What to do:
Images are to be left out; everything else in the listing should be repeated exactly.

○ ○ ○ ○ ○

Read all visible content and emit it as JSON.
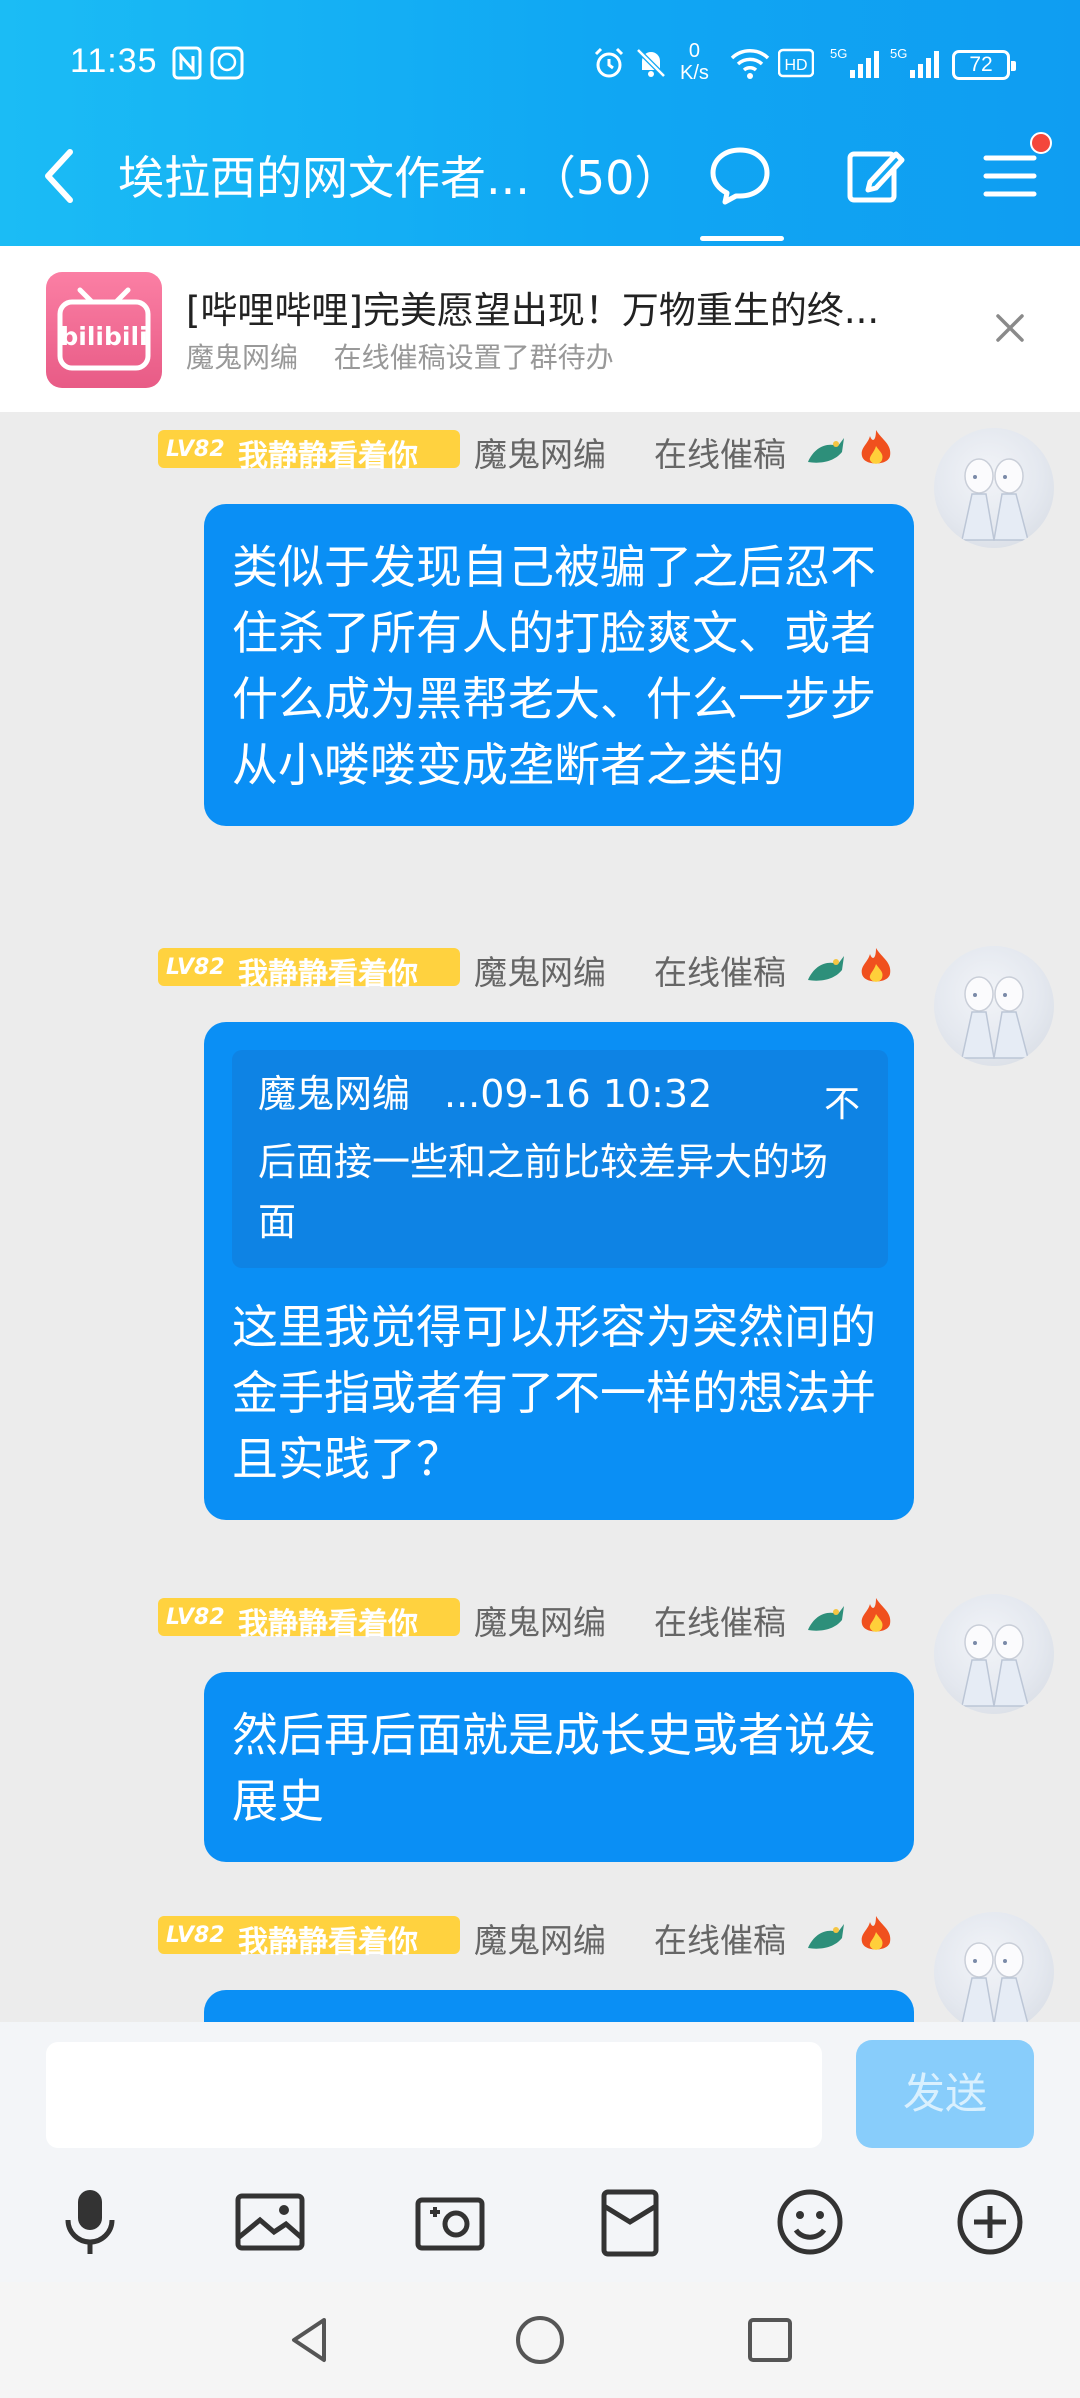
{
  "status_bar": {
    "time": "11:35",
    "net_speed_value": "0",
    "net_speed_unit": "K/s",
    "network_labels": [
      "HD",
      "5G",
      "5G"
    ],
    "battery": "72"
  },
  "header": {
    "title": "埃拉西的网文作者...（50）",
    "icons": [
      "back-icon",
      "chat-bubble-icon",
      "edit-icon",
      "menu-icon"
    ]
  },
  "banner": {
    "app_icon": "bilibili",
    "title": "[哔哩哔哩]完美愿望出现！万物重生的终...",
    "sender": "魔鬼网编",
    "action": "在线催稿设置了群待办"
  },
  "messages": [
    {
      "level": "LV82",
      "member_title": "我静静看着你",
      "sender": "魔鬼网编",
      "role": "在线催稿",
      "text": "类似于发现自己被骗了之后忍不住杀了所有人的打脸爽文、或者什么成为黑帮老大、什么一步步从小喽喽变成垄断者之类的"
    },
    {
      "level": "LV82",
      "member_title": "我静静看着你",
      "sender": "魔鬼网编",
      "role": "在线催稿",
      "quote": {
        "sender": "魔鬼网编",
        "time": "...09-16 10:32",
        "more": "不",
        "text": "后面接一些和之前比较差异大的场面"
      },
      "text": "这里我觉得可以形容为突然间的金手指或者有了不一样的想法并且实践了？"
    },
    {
      "level": "LV82",
      "member_title": "我静静看着你",
      "sender": "魔鬼网编",
      "role": "在线催稿",
      "text": "然后再后面就是成长史或者说发展史"
    },
    {
      "level": "LV82",
      "member_title": "我静静看着你",
      "sender": "魔鬼网编",
      "role": "在线催稿",
      "text": ""
    }
  ],
  "input_bar": {
    "value": "",
    "send_label": "发送",
    "tools": [
      "microphone-icon",
      "image-icon",
      "camera-icon",
      "red-packet-icon",
      "emoji-icon",
      "plus-icon"
    ]
  },
  "colors": {
    "header": "#12A9F4",
    "bubble": "#0A8FF5",
    "level_badge": "#FFD23F",
    "send_disabled": "#88CDFB"
  }
}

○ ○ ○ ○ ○

Answer to the problem:
Read all visible content and emit it as JSON.
{
  "status_bar": {
    "time": "11:35",
    "net_speed_value": "0",
    "net_speed_unit": "K/s",
    "network_labels": [
      "HD",
      "5G",
      "5G"
    ],
    "battery": "72"
  },
  "header": {
    "title": "埃拉西的网文作者...（50）",
    "icons": [
      "back-icon",
      "chat-bubble-icon",
      "edit-icon",
      "menu-icon"
    ]
  },
  "banner": {
    "app_icon": "bilibili",
    "title": "[哔哩哔哩]完美愿望出现！万物重生的终...",
    "sender": "魔鬼网编",
    "action": "在线催稿设置了群待办"
  },
  "messages": [
    {
      "level": "LV82",
      "member_title": "我静静看着你",
      "sender": "魔鬼网编",
      "role": "在线催稿",
      "text": "类似于发现自己被骗了之后忍不住杀了所有人的打脸爽文、或者什么成为黑帮老大、什么一步步从小喽喽变成垄断者之类的"
    },
    {
      "level": "LV82",
      "member_title": "我静静看着你",
      "sender": "魔鬼网编",
      "role": "在线催稿",
      "quote": {
        "sender": "魔鬼网编",
        "time": "...09-16 10:32",
        "more": "不",
        "text": "后面接一些和之前比较差异大的场面"
      },
      "text": "这里我觉得可以形容为突然间的金手指或者有了不一样的想法并且实践了？"
    },
    {
      "level": "LV82",
      "member_title": "我静静看着你",
      "sender": "魔鬼网编",
      "role": "在线催稿",
      "text": "然后再后面就是成长史或者说发展史"
    },
    {
      "level": "LV82",
      "member_title": "我静静看着你",
      "sender": "魔鬼网编",
      "role": "在线催稿",
      "text": ""
    }
  ],
  "input_bar": {
    "value": "",
    "send_label": "发送",
    "tools": [
      "microphone-icon",
      "image-icon",
      "camera-icon",
      "red-packet-icon",
      "emoji-icon",
      "plus-icon"
    ]
  },
  "colors": {
    "header": "#12A9F4",
    "bubble": "#0A8FF5",
    "level_badge": "#FFD23F",
    "send_disabled": "#88CDFB"
  }
}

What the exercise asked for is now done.